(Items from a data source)

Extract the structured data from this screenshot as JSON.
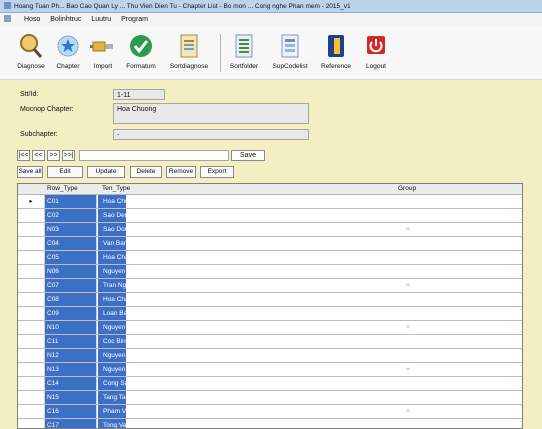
{
  "window": {
    "title": "Hoang Tuan Ph... Bao Cao Quan Ly ... Thu Vien Dien Tu - Chapter List - Bo mon ... Cong nghe Phan mem - 2015_v1"
  },
  "menu": [
    "Hoso",
    "Bolinhtruc",
    "Luutru",
    "Program"
  ],
  "toolbar": {
    "buttons": [
      {
        "label": "Diagnose",
        "icon": "magnifier-icon"
      },
      {
        "label": "Chapter",
        "icon": "star-globe-icon"
      },
      {
        "label": "Import",
        "icon": "connector-icon"
      },
      {
        "label": "Formatum",
        "icon": "green-check-icon"
      },
      {
        "label": "Sortdiagnose",
        "icon": "document-icon"
      },
      {
        "label": "Sortfolder",
        "icon": "stack-list-icon"
      },
      {
        "label": "SupCodelist",
        "icon": "table-list-icon"
      },
      {
        "label": "Reference",
        "icon": "book-icon"
      },
      {
        "label": "Logout",
        "icon": "power-icon"
      }
    ]
  },
  "form": {
    "stt_label": "Stt/Id:",
    "stt_value": "1-11",
    "chapter_label": "Mocnop Chapter:",
    "chapter_value": "Hoa Chuong",
    "subchapter_label": "Subchapter:",
    "subchapter_value": "-"
  },
  "nav": {
    "first": "|<<",
    "prev": "<<",
    "next": ">>",
    "last": ">>|",
    "search_placeholder": "",
    "save": "Save"
  },
  "actions": [
    "Save all",
    "Edit",
    "Update",
    "Delete",
    "Remove",
    "Export"
  ],
  "grid": {
    "columns": [
      "",
      "Row_Type",
      "Ten_Type",
      "Group"
    ],
    "rows": [
      {
        "marker": "▸",
        "id": "C01",
        "name": "Hoa Chuong",
        "group": ""
      },
      {
        "marker": "",
        "id": "C02",
        "name": "Sao Den",
        "group": ""
      },
      {
        "marker": "",
        "id": "N03",
        "name": "Sao Dong",
        "group": "+"
      },
      {
        "marker": "",
        "id": "C04",
        "name": "Van Bang",
        "group": ""
      },
      {
        "marker": "",
        "id": "C05",
        "name": "Hoa Chan",
        "group": ""
      },
      {
        "marker": "",
        "id": "N06",
        "name": "Nguyen Hoang Anh",
        "group": ""
      },
      {
        "marker": "",
        "id": "C07",
        "name": "Tran Ngoc",
        "group": "+"
      },
      {
        "marker": "",
        "id": "C08",
        "name": "Hoa Chan Chuong Sao",
        "group": ""
      },
      {
        "marker": "",
        "id": "C09",
        "name": "Loan Bang",
        "group": ""
      },
      {
        "marker": "",
        "id": "N10",
        "name": "Nguyen Van Khanh",
        "group": "+"
      },
      {
        "marker": "",
        "id": "C11",
        "name": "Coc Binh Chuong Kieu Hoa Sao Chi",
        "group": ""
      },
      {
        "marker": "",
        "id": "N12",
        "name": "Nguyen Thanh Tuan Tung Thanh Nguyen Hoang Ngoc",
        "group": ""
      },
      {
        "marker": "",
        "id": "N13",
        "name": "Nguyen Hoang Anh",
        "group": "+"
      },
      {
        "marker": "",
        "id": "C14",
        "name": "Cong Sao Duong Dien Cong Hoang",
        "group": ""
      },
      {
        "marker": "",
        "id": "N15",
        "name": "Tang Tan Thanh Binh Vu Do Bang Duc Ngoc Tho",
        "group": ""
      },
      {
        "marker": "",
        "id": "C16",
        "name": "Pham Van Chinh Son Thai Lan",
        "group": "+"
      },
      {
        "marker": "",
        "id": "C17",
        "name": "Tong Van Ngo Tran Van Tho Tien",
        "group": ""
      }
    ]
  },
  "colors": {
    "form_bg": "#f3efc3",
    "selection": "#3c6fc6",
    "titlebar": "#bcd3ee"
  }
}
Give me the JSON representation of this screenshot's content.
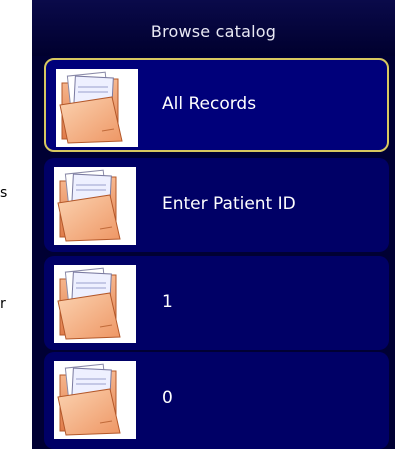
{
  "page": {
    "left_fragments": [
      "s",
      "r"
    ]
  },
  "catalog": {
    "title": "Browse catalog",
    "items": [
      {
        "label": "All Records",
        "icon": "folder-icon",
        "selected": true
      },
      {
        "label": "Enter Patient ID",
        "icon": "folder-icon",
        "selected": false
      },
      {
        "label": "1",
        "icon": "folder-icon",
        "selected": false
      },
      {
        "label": "0",
        "icon": "folder-icon",
        "selected": false
      }
    ]
  },
  "colors": {
    "panel_bg": "#000033",
    "item_bg": "#000066",
    "selected_border": "#d8c860",
    "folder_orange": "#f0a070",
    "text": "#ffffff"
  }
}
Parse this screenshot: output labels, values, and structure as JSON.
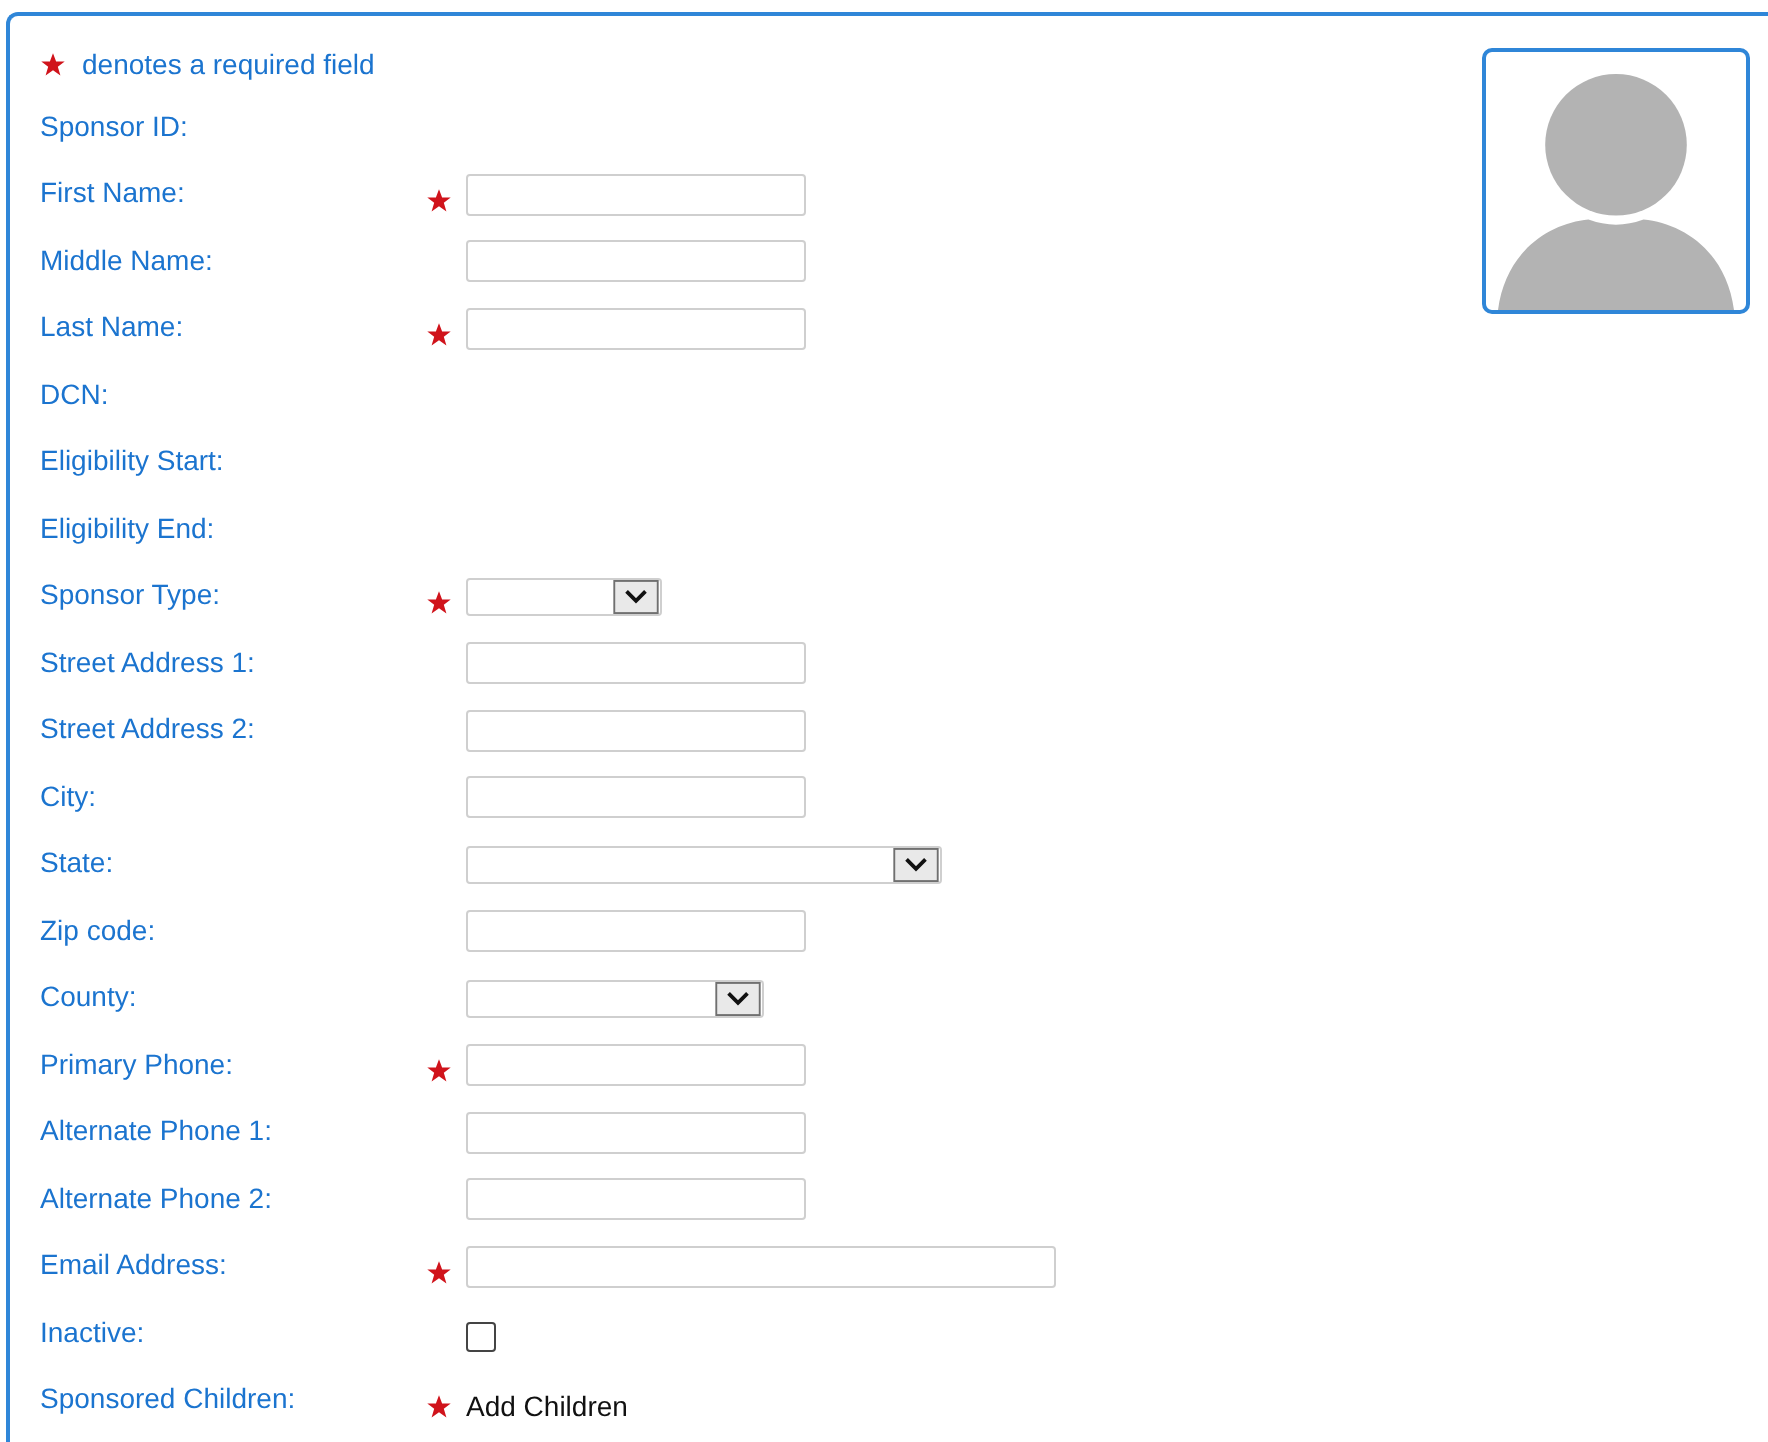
{
  "required_note": "denotes a required field",
  "fields": [
    {
      "label": "Sponsor ID:",
      "required": false,
      "kind": "none"
    },
    {
      "label": "First Name:",
      "required": true,
      "kind": "text"
    },
    {
      "label": "Middle Name:",
      "required": false,
      "kind": "text"
    },
    {
      "label": "Last Name:",
      "required": true,
      "kind": "text"
    },
    {
      "label": "DCN:",
      "required": false,
      "kind": "none"
    },
    {
      "label": "Eligibility Start:",
      "required": false,
      "kind": "none"
    },
    {
      "label": "Eligibility End:",
      "required": false,
      "kind": "none"
    },
    {
      "label": "Sponsor Type:",
      "required": true,
      "kind": "select"
    },
    {
      "label": "Street Address 1:",
      "required": false,
      "kind": "text"
    },
    {
      "label": "Street Address 2:",
      "required": false,
      "kind": "text"
    },
    {
      "label": "City:",
      "required": false,
      "kind": "text"
    },
    {
      "label": "State:",
      "required": false,
      "kind": "select"
    },
    {
      "label": "Zip code:",
      "required": false,
      "kind": "text"
    },
    {
      "label": "County:",
      "required": false,
      "kind": "select"
    },
    {
      "label": "Primary Phone:",
      "required": true,
      "kind": "text"
    },
    {
      "label": "Alternate Phone 1:",
      "required": false,
      "kind": "text"
    },
    {
      "label": "Alternate Phone 2:",
      "required": false,
      "kind": "text"
    },
    {
      "label": "Email Address:",
      "required": true,
      "kind": "text"
    },
    {
      "label": "Inactive:",
      "required": false,
      "kind": "checkbox",
      "checked": false
    },
    {
      "label": "Sponsored Children:",
      "required": true,
      "kind": "action",
      "text": "Add Children"
    }
  ]
}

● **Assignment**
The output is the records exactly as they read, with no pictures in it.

● **Written response**
Extract the structured data from this screenshot as JSON.
{
  "window": {
    "title": "Hoang Tuan Ph... Bao Cao Quan Ly ... Thu Vien Dien Tu - Chapter List - Bo mon ... Cong nghe Phan mem - 2015_v1"
  },
  "menu": [
    "Hoso",
    "Bolinhtruc",
    "Luutru",
    "Program"
  ],
  "toolbar": {
    "buttons": [
      {
        "label": "Diagnose",
        "icon": "magnifier-icon"
      },
      {
        "label": "Chapter",
        "icon": "star-globe-icon"
      },
      {
        "label": "Import",
        "icon": "connector-icon"
      },
      {
        "label": "Formatum",
        "icon": "green-check-icon"
      },
      {
        "label": "Sortdiagnose",
        "icon": "document-icon"
      },
      {
        "label": "Sortfolder",
        "icon": "stack-list-icon"
      },
      {
        "label": "SupCodelist",
        "icon": "table-list-icon"
      },
      {
        "label": "Reference",
        "icon": "book-icon"
      },
      {
        "label": "Logout",
        "icon": "power-icon"
      }
    ]
  },
  "form": {
    "stt_label": "Stt/Id:",
    "stt_value": "1-11",
    "chapter_label": "Mocnop Chapter:",
    "chapter_value": "Hoa Chuong",
    "subchapter_label": "Subchapter:",
    "subchapter_value": "-"
  },
  "nav": {
    "first": "|<<",
    "prev": "<<",
    "next": ">>",
    "last": ">>|",
    "search_placeholder": "",
    "save": "Save"
  },
  "actions": [
    "Save all",
    "Edit",
    "Update",
    "Delete",
    "Remove",
    "Export"
  ],
  "grid": {
    "columns": [
      "",
      "Row_Type",
      "Ten_Type",
      "Group"
    ],
    "rows": [
      {
        "marker": "▸",
        "id": "C01",
        "name": "Hoa Chuong",
        "group": ""
      },
      {
        "marker": "",
        "id": "C02",
        "name": "Sao Den",
        "group": ""
      },
      {
        "marker": "",
        "id": "N03",
        "name": "Sao Dong",
        "group": "+"
      },
      {
        "marker": "",
        "id": "C04",
        "name": "Van Bang",
        "group": ""
      },
      {
        "marker": "",
        "id": "C05",
        "name": "Hoa Chan",
        "group": ""
      },
      {
        "marker": "",
        "id": "N06",
        "name": "Nguyen Hoang Anh",
        "group": ""
      },
      {
        "marker": "",
        "id": "C07",
        "name": "Tran Ngoc",
        "group": "+"
      },
      {
        "marker": "",
        "id": "C08",
        "name": "Hoa Chan Chuong Sao",
        "group": ""
      },
      {
        "marker": "",
        "id": "C09",
        "name": "Loan Bang",
        "group": ""
      },
      {
        "marker": "",
        "id": "N10",
        "name": "Nguyen Van Khanh",
        "group": "+"
      },
      {
        "marker": "",
        "id": "C11",
        "name": "Coc Binh Chuong Kieu Hoa Sao Chi",
        "group": ""
      },
      {
        "marker": "",
        "id": "N12",
        "name": "Nguyen Thanh Tuan Tung Thanh Nguyen Hoang Ngoc",
        "group": ""
      },
      {
        "marker": "",
        "id": "N13",
        "name": "Nguyen Hoang Anh",
        "group": "+"
      },
      {
        "marker": "",
        "id": "C14",
        "name": "Cong Sao Duong Dien Cong Hoang",
        "group": ""
      },
      {
        "marker": "",
        "id": "N15",
        "name": "Tang Tan Thanh Binh Vu Do Bang Duc Ngoc Tho",
        "group": ""
      },
      {
        "marker": "",
        "id": "C16",
        "name": "Pham Van Chinh Son Thai Lan",
        "group": "+"
      },
      {
        "marker": "",
        "id": "C17",
        "name": "Tong Van Ngo Tran Van Tho Tien",
        "group": ""
      }
    ]
  },
  "colors": {
    "form_bg": "#f3efc3",
    "selection": "#3c6fc6",
    "titlebar": "#bcd3ee"
  }
}
Give me the JSON representation of this screenshot's content.
{
  "page": {
    "left_fragments": [
      "s",
      "r"
    ]
  },
  "catalog": {
    "title": "Browse catalog",
    "items": [
      {
        "label": "All Records",
        "icon": "folder-icon",
        "selected": true
      },
      {
        "label": "Enter Patient ID",
        "icon": "folder-icon",
        "selected": false
      },
      {
        "label": "1",
        "icon": "folder-icon",
        "selected": false
      },
      {
        "label": "0",
        "icon": "folder-icon",
        "selected": false
      }
    ]
  },
  "colors": {
    "panel_bg": "#000033",
    "item_bg": "#000066",
    "selected_border": "#d8c860",
    "folder_orange": "#f0a070",
    "text": "#ffffff"
  }
}
Parse this screenshot: output labels, values, and structure as JSON.
{
  "required_note": "denotes a required field",
  "fields": [
    {
      "label": "Sponsor ID:",
      "required": false,
      "kind": "none"
    },
    {
      "label": "First Name:",
      "required": true,
      "kind": "text"
    },
    {
      "label": "Middle Name:",
      "required": false,
      "kind": "text"
    },
    {
      "label": "Last Name:",
      "required": true,
      "kind": "text"
    },
    {
      "label": "DCN:",
      "required": false,
      "kind": "none"
    },
    {
      "label": "Eligibility Start:",
      "required": false,
      "kind": "none"
    },
    {
      "label": "Eligibility End:",
      "required": false,
      "kind": "none"
    },
    {
      "label": "Sponsor Type:",
      "required": true,
      "kind": "select"
    },
    {
      "label": "Street Address 1:",
      "required": false,
      "kind": "text"
    },
    {
      "label": "Street Address 2:",
      "required": false,
      "kind": "text"
    },
    {
      "label": "City:",
      "required": false,
      "kind": "text"
    },
    {
      "label": "State:",
      "required": false,
      "kind": "select"
    },
    {
      "label": "Zip code:",
      "required": false,
      "kind": "text"
    },
    {
      "label": "County:",
      "required": false,
      "kind": "select"
    },
    {
      "label": "Primary Phone:",
      "required": true,
      "kind": "text"
    },
    {
      "label": "Alternate Phone 1:",
      "required": false,
      "kind": "text"
    },
    {
      "label": "Alternate Phone 2:",
      "required": false,
      "kind": "text"
    },
    {
      "label": "Email Address:",
      "required": true,
      "kind": "text"
    },
    {
      "label": "Inactive:",
      "required": false,
      "kind": "checkbox",
      "checked": false
    },
    {
      "label": "Sponsored Children:",
      "required": true,
      "kind": "action",
      "text": "Add Children"
    }
  ]
}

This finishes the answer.